What once housed frozen veggie burgers, organic produce, and soy cheese will soon be home to age-old lamps and other antique decor. The Midtown Food Co-op, the city's only health-food cooperative, closed its doors July 25th after three years. An antiques store will take its place at the 2158 Central Avenue location.
The Midtown Food Co-op, which was owned and operated by its members, specialized in natural foods and health products. Members paid $25 per year to shop there and receive membership discounts. At its closing, the store had 500 members.
"We just didn't have enough money to keep it running because we didn't have enough support," said Casey Bryant, former manager of the co-op. "What's confusing is if 500 members spent $10 a week at the co-op, we would have had way more money than we needed to keep it open. But members just weren't shopping at the co-op."

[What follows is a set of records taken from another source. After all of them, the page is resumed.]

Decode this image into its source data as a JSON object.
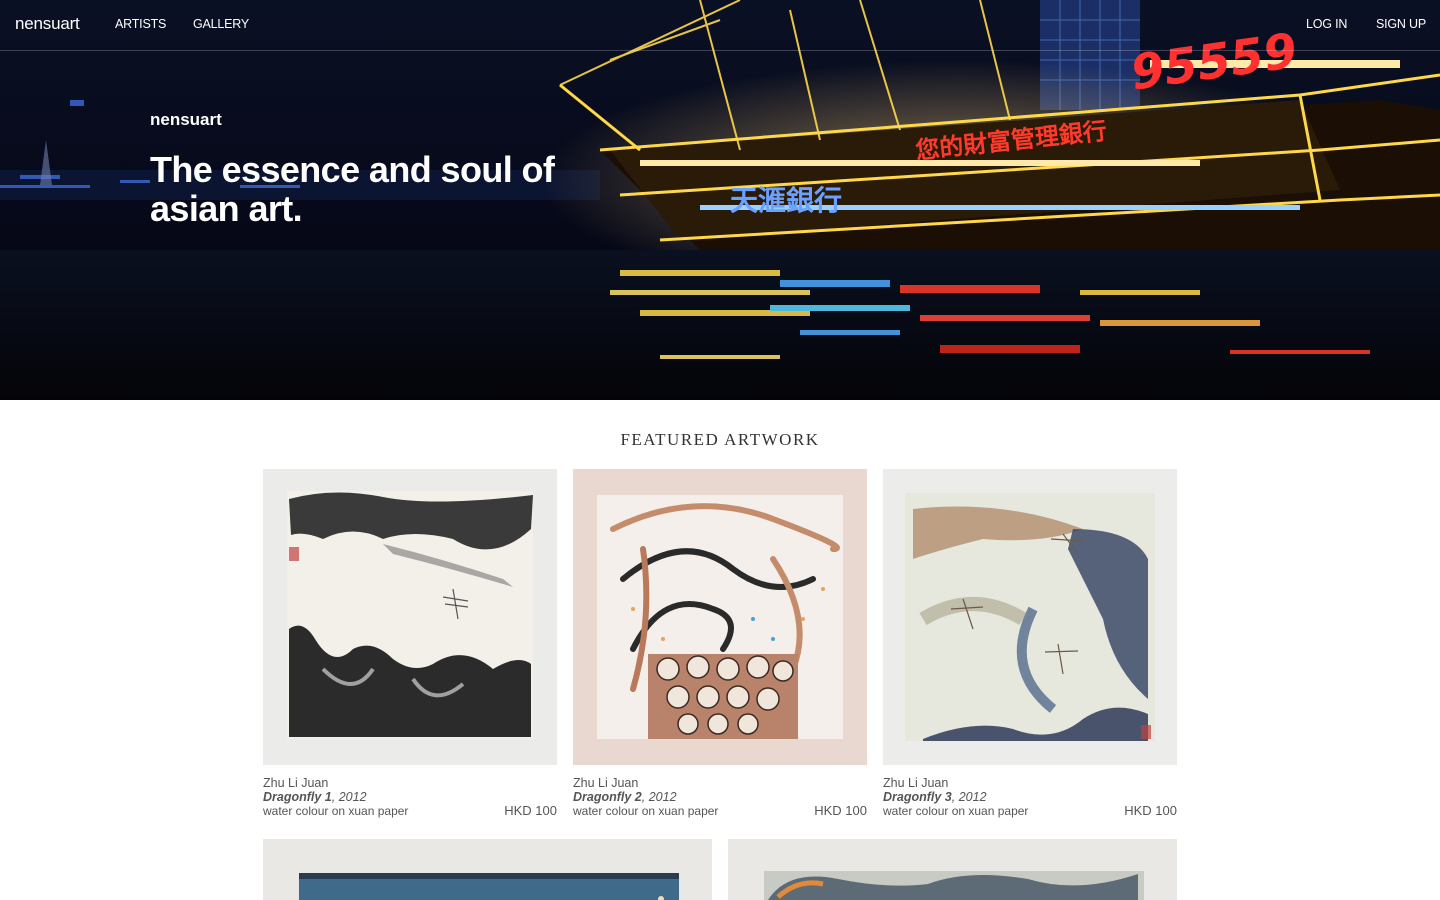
{
  "nav": {
    "brand": "nensuart",
    "artists": "ARTISTS",
    "gallery": "GALLERY",
    "login": "LOG IN",
    "signup": "SIGN UP"
  },
  "hero": {
    "brand": "nensuart",
    "tagline": "The essence and soul of asian art.",
    "sign_number": "95559",
    "sign_text_1": "您的財富管理銀行",
    "sign_text_2": "天滙銀行"
  },
  "featured": {
    "title": "FEATURED ARTWORK",
    "artworks": [
      {
        "artist": "Zhu Li Juan",
        "title": "Dragonfly 1",
        "year": ", 2012",
        "medium": "water colour on xuan paper",
        "price": "HKD 100"
      },
      {
        "artist": "Zhu Li Juan",
        "title": "Dragonfly 2",
        "year": ", 2012",
        "medium": "water colour on xuan paper",
        "price": "HKD 100"
      },
      {
        "artist": "Zhu Li Juan",
        "title": "Dragonfly 3",
        "year": ", 2012",
        "medium": "water colour on xuan paper",
        "price": "HKD 100"
      }
    ]
  }
}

Bryant also blamed some of the co-op's business practices. She said the store should have done more profit analysis and kept better track of inventory. She also suggested that they could have slightly raised prices and lowered the membership discount. These same suggestions were brought up by a board member two years ago but were quickly rejected by others on the board.
Bryant said the store was $80,000 in debt to various vendors and to the state for sales tax. Funds raised at a July 16th benefit for the co-op were used to pay off some of the debt. The benefit was intended to raise money to keep the store open.
Bryant and a few former members are planning on starting a buyer's club, which she says is like a co-op without the storefront. Members place orders through catalogs of socially conscious food vendors.
"People like big, clean pretty Wal-Mart-style stores. They think bigger is better," said Bryant. "People would always tell me they'd get better deals at Square Foods or Wild Oats, when their prices were really about the same as ours."